Trademark law doesn’t give either company a hold on any one attribute of their logo. Instead, the jury will consider the strength of Buc-ee’s logo, the similarity between the two logos and the stores’ product lines and whether Choke Canyon set out to or actually did confuse customers with the overlap.

It’s a balancing act, the judge explained in his directions to the jury. The goals of trademark law are to protect the public from being misled, to protect the rights of businesses to identify themselves in public and to protect the public interest in fair competition, Ellison said.

See here for some background. Earlier stories from the trial are here, here, and here. As I said when news of the lawsuit first appeared, I think Buc-ee’s is stretching it here. Maybe it’s because I’ve never seen a Choke Canyon, but I don’t see how a reasonable person could confuse the two. That’s up to twelve jurors here in Houston to decide. I wish them luck.

Buc-ee’s files another logo lawsuit

That’s one litigious beaver.

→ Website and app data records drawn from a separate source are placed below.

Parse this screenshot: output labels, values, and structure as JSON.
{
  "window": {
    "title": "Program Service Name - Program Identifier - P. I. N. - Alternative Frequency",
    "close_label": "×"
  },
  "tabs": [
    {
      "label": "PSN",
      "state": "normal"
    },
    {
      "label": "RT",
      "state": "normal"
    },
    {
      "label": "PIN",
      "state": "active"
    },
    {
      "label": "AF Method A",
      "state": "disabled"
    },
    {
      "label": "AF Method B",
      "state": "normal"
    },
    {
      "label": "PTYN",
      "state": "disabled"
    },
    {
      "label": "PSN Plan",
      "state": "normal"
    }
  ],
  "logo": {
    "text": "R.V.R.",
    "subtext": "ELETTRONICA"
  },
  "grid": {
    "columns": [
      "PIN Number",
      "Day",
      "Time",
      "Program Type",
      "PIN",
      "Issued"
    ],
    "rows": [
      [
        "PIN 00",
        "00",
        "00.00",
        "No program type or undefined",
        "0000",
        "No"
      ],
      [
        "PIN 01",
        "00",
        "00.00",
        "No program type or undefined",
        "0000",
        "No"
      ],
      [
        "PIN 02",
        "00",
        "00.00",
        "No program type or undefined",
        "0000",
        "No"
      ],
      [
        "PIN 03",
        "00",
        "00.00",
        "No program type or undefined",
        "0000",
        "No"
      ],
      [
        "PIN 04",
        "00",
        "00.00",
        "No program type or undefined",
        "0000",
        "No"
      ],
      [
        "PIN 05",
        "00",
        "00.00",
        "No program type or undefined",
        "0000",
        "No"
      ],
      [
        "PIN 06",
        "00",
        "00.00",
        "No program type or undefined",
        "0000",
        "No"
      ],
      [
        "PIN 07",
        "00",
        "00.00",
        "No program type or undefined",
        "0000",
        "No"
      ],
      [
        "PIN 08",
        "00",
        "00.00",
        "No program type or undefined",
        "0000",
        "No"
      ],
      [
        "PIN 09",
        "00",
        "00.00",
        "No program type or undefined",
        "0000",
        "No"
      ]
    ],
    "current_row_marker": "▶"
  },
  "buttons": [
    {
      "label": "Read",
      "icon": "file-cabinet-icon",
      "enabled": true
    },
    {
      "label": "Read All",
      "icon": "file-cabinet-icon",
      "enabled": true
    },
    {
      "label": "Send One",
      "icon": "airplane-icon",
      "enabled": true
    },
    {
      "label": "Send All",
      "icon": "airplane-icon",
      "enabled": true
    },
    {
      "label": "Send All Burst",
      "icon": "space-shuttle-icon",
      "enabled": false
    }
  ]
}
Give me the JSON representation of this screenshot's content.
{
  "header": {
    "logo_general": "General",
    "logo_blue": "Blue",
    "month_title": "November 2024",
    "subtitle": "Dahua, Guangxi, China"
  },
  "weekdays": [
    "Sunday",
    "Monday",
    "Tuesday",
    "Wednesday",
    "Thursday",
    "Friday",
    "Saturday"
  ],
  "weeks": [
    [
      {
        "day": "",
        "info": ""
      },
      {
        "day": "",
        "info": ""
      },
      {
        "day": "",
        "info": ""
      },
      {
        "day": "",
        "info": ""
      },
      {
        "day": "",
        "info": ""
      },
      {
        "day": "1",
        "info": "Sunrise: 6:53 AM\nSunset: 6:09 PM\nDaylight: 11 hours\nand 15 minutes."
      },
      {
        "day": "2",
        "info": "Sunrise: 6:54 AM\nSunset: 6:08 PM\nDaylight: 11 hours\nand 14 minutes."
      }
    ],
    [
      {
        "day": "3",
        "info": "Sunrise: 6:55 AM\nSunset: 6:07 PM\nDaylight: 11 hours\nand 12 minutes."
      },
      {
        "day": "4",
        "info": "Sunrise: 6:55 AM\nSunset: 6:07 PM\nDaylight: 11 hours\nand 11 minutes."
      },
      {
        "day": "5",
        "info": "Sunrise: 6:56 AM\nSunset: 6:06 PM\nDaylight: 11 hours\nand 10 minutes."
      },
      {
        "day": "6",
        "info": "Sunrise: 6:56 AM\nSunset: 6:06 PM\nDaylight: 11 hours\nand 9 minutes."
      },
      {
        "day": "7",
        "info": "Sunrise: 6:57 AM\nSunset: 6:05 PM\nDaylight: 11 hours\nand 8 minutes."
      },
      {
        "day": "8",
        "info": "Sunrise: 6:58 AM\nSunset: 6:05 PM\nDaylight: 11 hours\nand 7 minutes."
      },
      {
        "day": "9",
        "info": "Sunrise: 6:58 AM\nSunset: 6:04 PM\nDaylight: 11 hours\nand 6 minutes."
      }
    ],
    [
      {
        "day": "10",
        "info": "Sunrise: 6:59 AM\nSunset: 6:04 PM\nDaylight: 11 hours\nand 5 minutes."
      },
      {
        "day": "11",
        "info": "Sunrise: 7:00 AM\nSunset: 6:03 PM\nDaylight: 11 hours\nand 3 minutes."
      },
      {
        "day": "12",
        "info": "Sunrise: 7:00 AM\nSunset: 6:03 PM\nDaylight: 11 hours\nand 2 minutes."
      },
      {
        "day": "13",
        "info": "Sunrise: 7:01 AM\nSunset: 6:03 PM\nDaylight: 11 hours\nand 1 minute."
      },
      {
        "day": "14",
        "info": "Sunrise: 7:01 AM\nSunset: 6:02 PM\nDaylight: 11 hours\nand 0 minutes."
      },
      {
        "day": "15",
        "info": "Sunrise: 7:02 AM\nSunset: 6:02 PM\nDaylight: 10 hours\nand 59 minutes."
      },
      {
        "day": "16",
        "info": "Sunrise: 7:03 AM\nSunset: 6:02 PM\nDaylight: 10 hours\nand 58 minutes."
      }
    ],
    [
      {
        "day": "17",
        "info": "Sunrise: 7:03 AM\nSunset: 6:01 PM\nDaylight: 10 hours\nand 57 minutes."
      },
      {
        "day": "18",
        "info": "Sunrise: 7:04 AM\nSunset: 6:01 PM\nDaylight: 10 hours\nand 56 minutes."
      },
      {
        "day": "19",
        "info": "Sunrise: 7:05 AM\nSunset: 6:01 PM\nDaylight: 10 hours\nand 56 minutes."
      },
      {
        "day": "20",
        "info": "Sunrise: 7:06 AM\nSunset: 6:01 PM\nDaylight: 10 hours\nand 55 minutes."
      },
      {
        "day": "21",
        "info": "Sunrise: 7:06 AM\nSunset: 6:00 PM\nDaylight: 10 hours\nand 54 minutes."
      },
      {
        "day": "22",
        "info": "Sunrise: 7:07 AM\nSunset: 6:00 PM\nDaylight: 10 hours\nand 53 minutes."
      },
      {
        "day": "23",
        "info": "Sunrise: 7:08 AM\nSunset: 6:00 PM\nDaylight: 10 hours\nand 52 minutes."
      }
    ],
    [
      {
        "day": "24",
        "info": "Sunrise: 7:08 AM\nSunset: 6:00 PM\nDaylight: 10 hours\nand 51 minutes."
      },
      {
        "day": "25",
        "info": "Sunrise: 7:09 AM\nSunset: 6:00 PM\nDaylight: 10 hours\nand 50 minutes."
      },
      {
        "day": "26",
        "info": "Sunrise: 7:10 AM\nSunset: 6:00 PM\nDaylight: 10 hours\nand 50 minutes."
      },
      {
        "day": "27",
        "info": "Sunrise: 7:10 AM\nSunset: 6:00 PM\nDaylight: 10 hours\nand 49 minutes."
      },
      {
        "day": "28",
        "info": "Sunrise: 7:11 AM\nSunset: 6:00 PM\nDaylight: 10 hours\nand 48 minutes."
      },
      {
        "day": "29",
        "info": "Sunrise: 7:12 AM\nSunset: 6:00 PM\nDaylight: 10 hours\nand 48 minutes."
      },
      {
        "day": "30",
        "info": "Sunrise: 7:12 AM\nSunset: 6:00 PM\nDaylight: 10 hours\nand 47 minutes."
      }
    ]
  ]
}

Buc-ee’s has sued the San Antonio-based operator of Choke Canyon Travel Center for promoting its barbecue and other travel essentials with its grinning, lip-licking, hat-wearing, finger-pointing alligator. The alligator sits in a circle -much like Buc-ee’s beaver — and adorns a wide range of products, from sweet and salty snacks to bags of ice to tee shirts.

The alligator, however, doesn’t have a name.

[…]

The case, which was filed late last year, alleged that the Choke Canyon convenience store, along with Choke Canyon Bar-B-Q and Choke Canyon Exxon, infringed on Buc-ee’s trademark by copying the look and feel of the roadside retailer, which has grown to 27 locations across Texas. Choke Canyon has three locations in and around San Antonio. Neither the owner of Choke Canyon or his lawyer returned calls seeking comment.

Besides the logos, Buc-ee’s alleges that Choke Canyon copied several other features, including oversized bathrooms, numerous fuel pumps, ample parking and a similar looking soda station. Buc-ee’s first learned of its competitor in December when it began receiving inquiries from vendors and customers about the Choke Canyon Travel Center, according to the lawsuit.

U.S. District Judge Keith Ellison set the trial for early next year.

Buc-ee’s won its previous logo lawsuit, against a company that also used a beaver in its branding. I get the zeal to protect these images, but I gotta say, this one seems like a stretch to me. We’ll see what happens in court. Whatever does happen in that case, I’d prefer Buc-ee’s stick to suing competitors and suppliers, and not former employees who will be impoverished by the experience. Don’t make me feel dirty about using your clean bathrooms, Buc-ee’s.